She shared here vision with Project LIFE and the leader was affirmative about this great need that no other Christian organization was serving. So in 2008, with one other Thai volunteer they started to walk the slums, get to know them and serve the elderly with primary health care and financial assistance. The beginning was a very trying period. For three months, she cried daily. She found herself on the edge of quitting. She found the cross cultural adjustments too challenging. The slums were dirty, smelly, and she was scared of the roaming dogs. The people were quarrelsome, vulgar and selfish and she did not like the vices among them: smoking, drinking and gambling. The people had so many problems and so much needs and she felt powerless to be of much help to them. She became discouraged and wanted to quit, until she realised that this was all part of spiritual warfare. Satan was guarding his territory.
That was years ago. Now the ministry called Ruth Center is more developed. Jarlon, Mill and Mon are on staff and regularly make visits to the elderly in eight slum communities. Toi works with grandmothers in the craft project.
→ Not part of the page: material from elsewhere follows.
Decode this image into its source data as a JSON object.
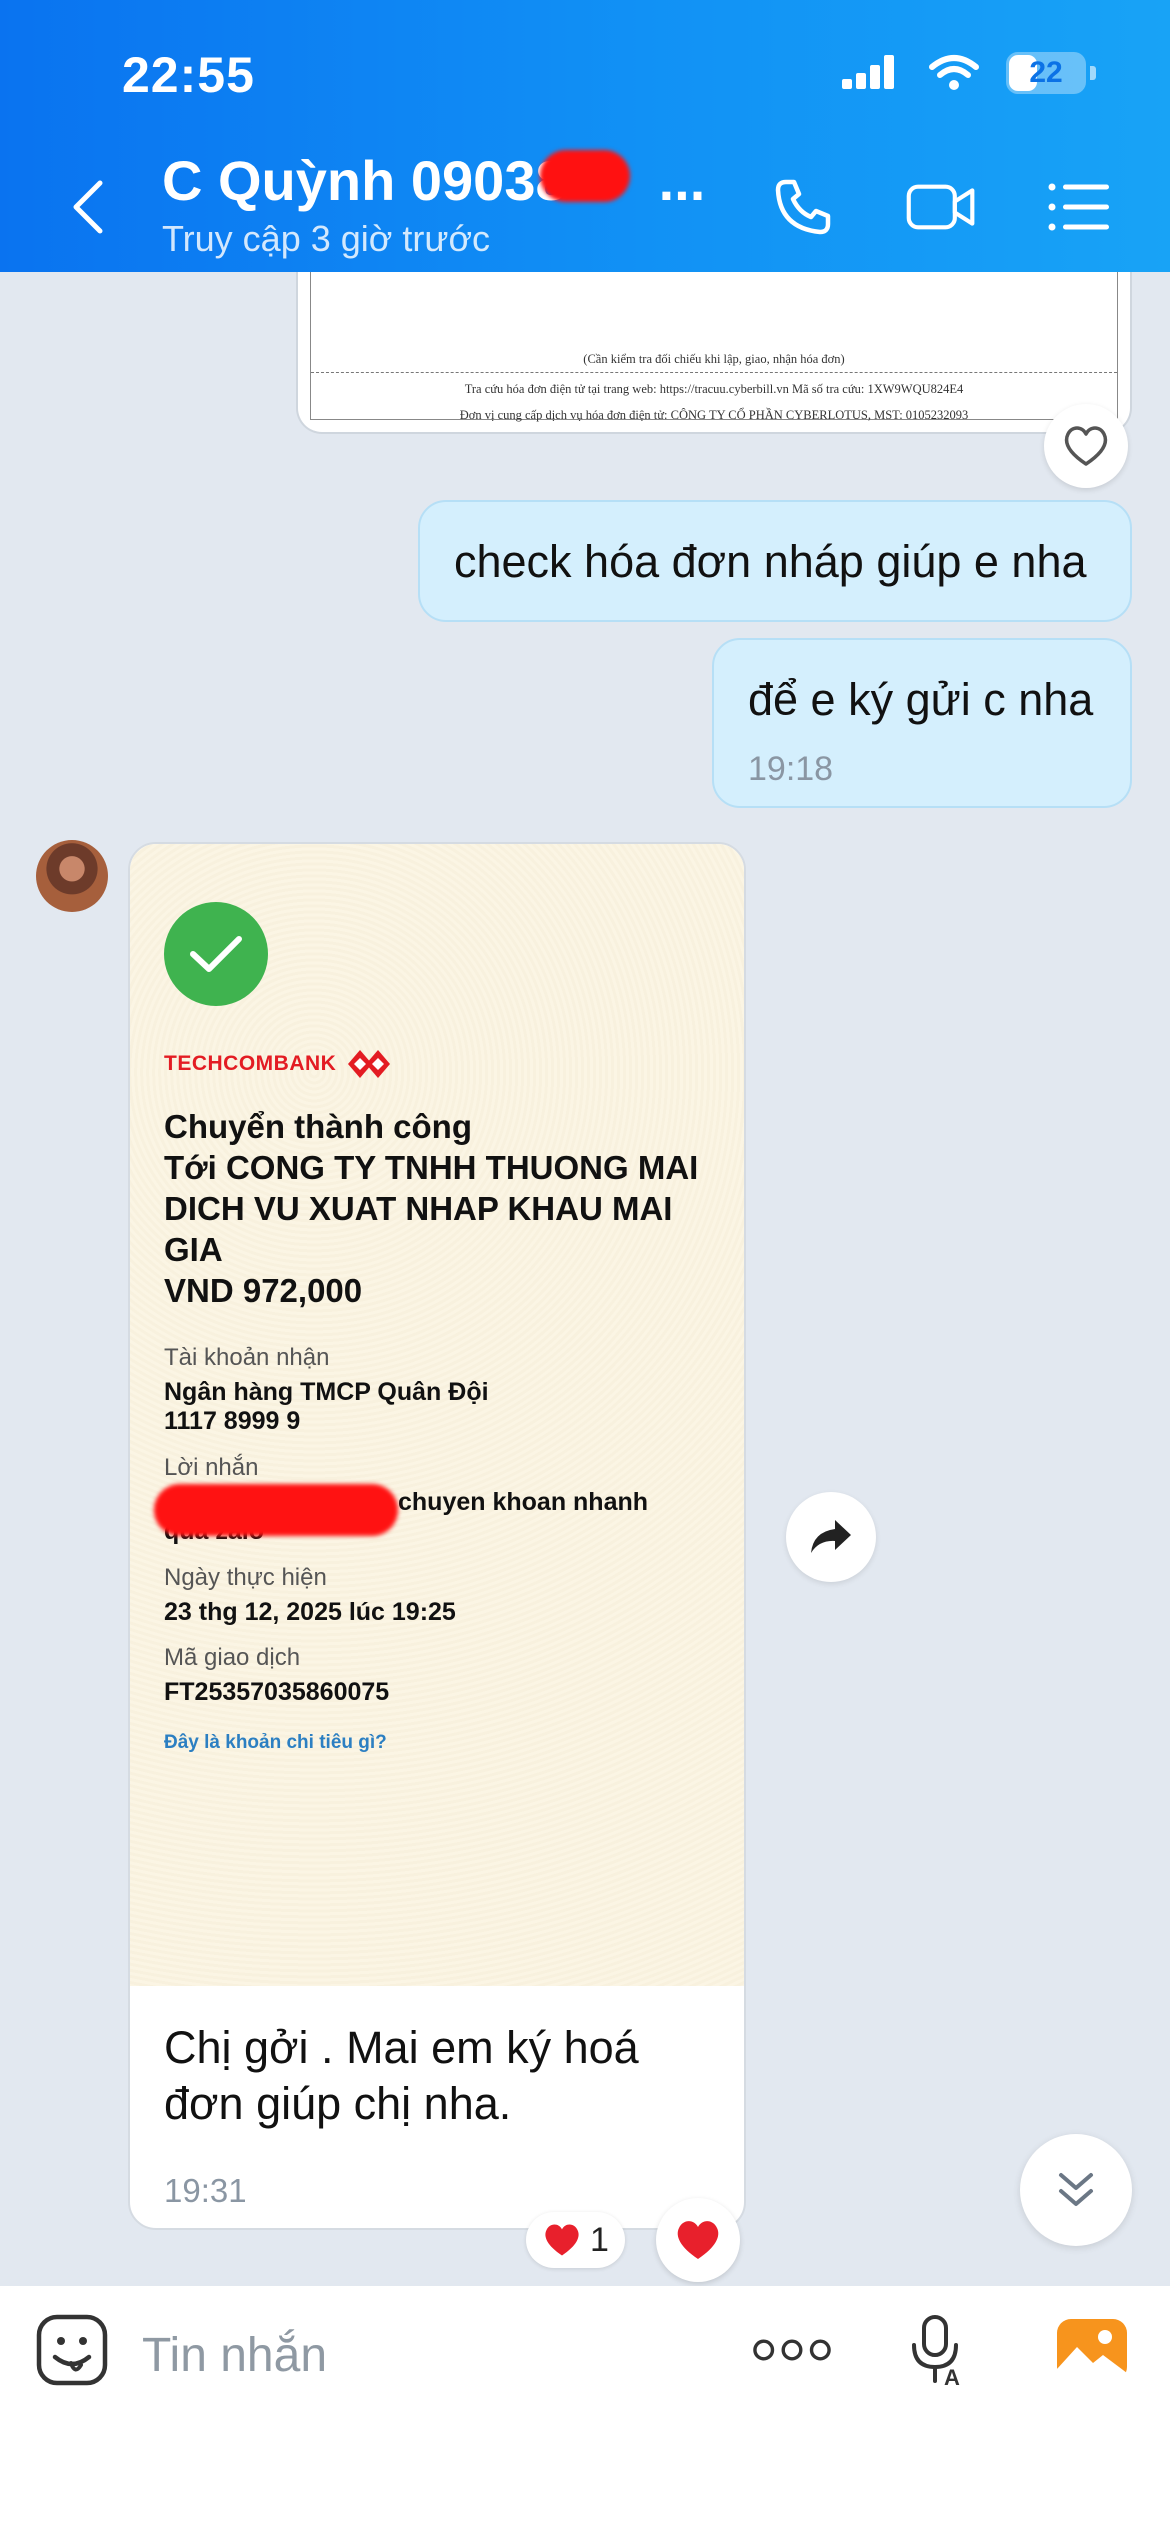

Steve Webb leads the building projects that help improve the physical environment of the slums, like building common areas for them, and making improvements to safety in the homes of the elderly poor that they minister to. They also open Ruth Center for the elderly to come for interaction, fun and rest. For those interested to study the Bible, a weekly fellowship. Annually they developed a simple curriculum for knowing Jesus through discussion on Bible passages in small groups that meet periodically in the slums.
Does she feel lonely as a single person aged 41? She said, “Not really. Very busy with work as Director of Ruth Center, coordinator of YWAM Bangkok, church ministry for students, and involvement in church ministry to students”.
Ruth Center has embarked on a major project of assisted living for the elderly. They have been praying about this for five years and have recently started raising funds to purchase a piece of land about three hours drive from Bangkok. Its about 24.7 acres (62 rai by Thai count). 1 rai of land will costs US$2,500. The vision is to house about 100 elderly residents who have no support from families, and need care because of poverty, sickness or disabilities. Many elderly in Bangkok are vulnerable. Ruth Center caters to 410 elderly over 60 years of age. 16% of these have no support. They are single again, or have no children and are given 600 thb a month by the government. This however can hardly pay for the monthly utilities. They hope to create a sustainable community through farming on the land. For more information about the assisted living project of Ruth Center click HERE.If you wish to make a donation to www.ywamthai.org/donate/